COULD a white knight with passion for railway be the final solution to help revive national railway company Keretapi Tanah Melayu Bhd (KTMB)?
The government-owned railway company has been spending significant sums on network improvements but it has yet to make reasonable profits.
KTMB, which is involved in freight, inter-city and commuter train services, among others, has been bleeding red ink since it was corporatised in August 1992.
It did make a net profit of RM9 million to RM15 million from 1993 to 1995 but later sank into the red.
The government feels privatisation is a way to tackle KTMB's debts; the national rail operator had RM1.45 billion in cumulative net losses up until 2008.
In 2011 alone, the losses were almost RM200 million, attributed to high operating cost, low passenger and cargo fares and a drop in the cargo business.
Business Times reported recently that KTMB will need RM7 billion for upgrading and maintenance of infrastructure and rolling stocks and to fund the operation costs to churn it back to profitability.
KTMB's historical rail timeline dates back to 1869. The first attempt to lay tracks, made by timber, was from Johor Baru to Gunung Pulai (32.1km). The Kuala Lumpur railway station was opened in 1886. From 1900 and 1950, tracks were laid nationwide.
In 1948, Malayan Railway Administration (MAR) was created under The Malayan Railway Ordinance 1948 to manage railways previously managed by the states under FMS Railway.
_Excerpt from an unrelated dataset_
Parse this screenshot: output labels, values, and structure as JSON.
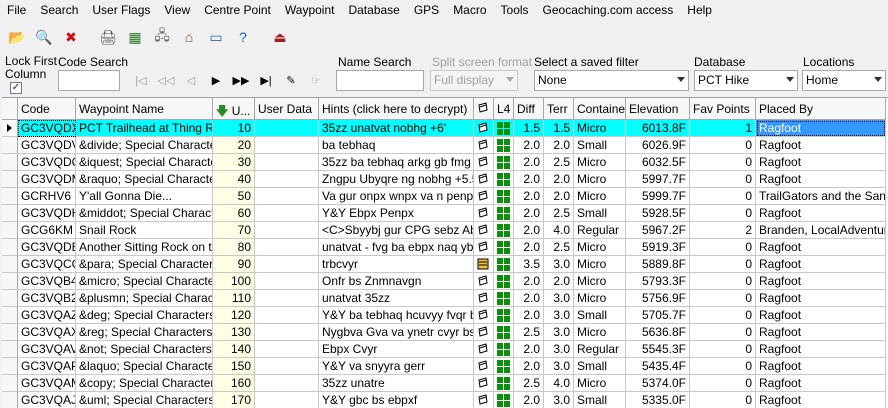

MAR was renamed as Keretapi Tanah Melayu.
Between 1997 and 2003, several companies came up with plans to re-privatise KTMB. They included Renong Group and MMC-Gamuda. The government shelved the plan as it was not financially viable.
In late 2011, MMC, controlled by Malaysia's eighth richest man Tan Sri Syed Mokthar Albukhary, confirmed a Business Times report on its plan to pump RM1 billion and take over KTMB's operations.
Industry observers believe MMC had something up its sleeve as KTMB is the only missing link in their journey to have a complete logistics network here.
MMC operates Senai International Airport and Port of Tanjung Pelepas in Johor, and Penang port.
"If MMC gets KTMB, it will void the gap between the ports and airport.
"We think that MMC is not just keen on KTMB's operations but also the land housing the KTM head office and railway station," they said.
MMC group managing director Datuk Hasni Harun said last year that besides tapping new opportunities, including ridership, cargo and freight, there will be synergy between MMC's own port operations and KTMB's train services.
Business Times reported recently that Global Rail Sdn Bhd plans to invest RM1 billion with its foreign partners, which include Bombardier Transportation Switzerland AG and China Railway Corp, to re-engineer KTMB without privatisation.
Global Rail is owned by Fan Boon Heng, who previously headed ABB Daimler-Benz Transportation and later Balfour Beatty Rail Sdn Bhd for 20 years. Former KTMB managing director Datuk Mohd Salleh Abdullah is now Global Rail chairman.
The company's proposal includes operation lease of rolling stocks, maintenance of the railway infrastructure and refurbishment of existing electric multiple units.
It seems that Global Rail's proposal is in line with the current KTMB management thoughts, which has the support from the Railway Union of Malaya and senior officials.
Whether Global Rail could be the only white knight to rescue KTMB is left to be seen.